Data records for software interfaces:
——
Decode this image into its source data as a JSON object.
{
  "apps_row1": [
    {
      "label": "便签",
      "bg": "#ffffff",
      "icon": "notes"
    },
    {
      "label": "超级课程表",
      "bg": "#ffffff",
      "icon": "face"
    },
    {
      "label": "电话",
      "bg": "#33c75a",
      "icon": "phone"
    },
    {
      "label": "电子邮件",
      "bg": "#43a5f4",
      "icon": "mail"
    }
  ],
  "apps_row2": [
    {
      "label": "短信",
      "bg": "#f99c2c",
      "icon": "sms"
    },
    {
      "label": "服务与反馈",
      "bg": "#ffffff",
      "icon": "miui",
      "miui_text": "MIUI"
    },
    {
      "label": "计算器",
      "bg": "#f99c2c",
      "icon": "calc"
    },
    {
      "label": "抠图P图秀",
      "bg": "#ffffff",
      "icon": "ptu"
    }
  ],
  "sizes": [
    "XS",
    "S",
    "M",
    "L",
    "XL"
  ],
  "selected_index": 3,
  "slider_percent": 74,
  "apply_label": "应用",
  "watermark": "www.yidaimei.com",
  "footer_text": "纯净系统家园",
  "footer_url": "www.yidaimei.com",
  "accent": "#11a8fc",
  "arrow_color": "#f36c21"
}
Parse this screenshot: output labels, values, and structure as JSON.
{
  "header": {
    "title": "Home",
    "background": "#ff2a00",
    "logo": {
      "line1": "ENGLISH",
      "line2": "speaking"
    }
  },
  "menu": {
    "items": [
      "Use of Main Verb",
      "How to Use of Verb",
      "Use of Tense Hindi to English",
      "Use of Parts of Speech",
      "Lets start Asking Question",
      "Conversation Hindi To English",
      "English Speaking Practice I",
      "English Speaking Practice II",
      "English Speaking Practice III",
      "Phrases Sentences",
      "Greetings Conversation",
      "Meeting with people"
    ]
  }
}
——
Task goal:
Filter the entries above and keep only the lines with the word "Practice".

Task result:
      "English Speaking Practice I",
      "English Speaking Practice II",
      "English Speaking Practice III",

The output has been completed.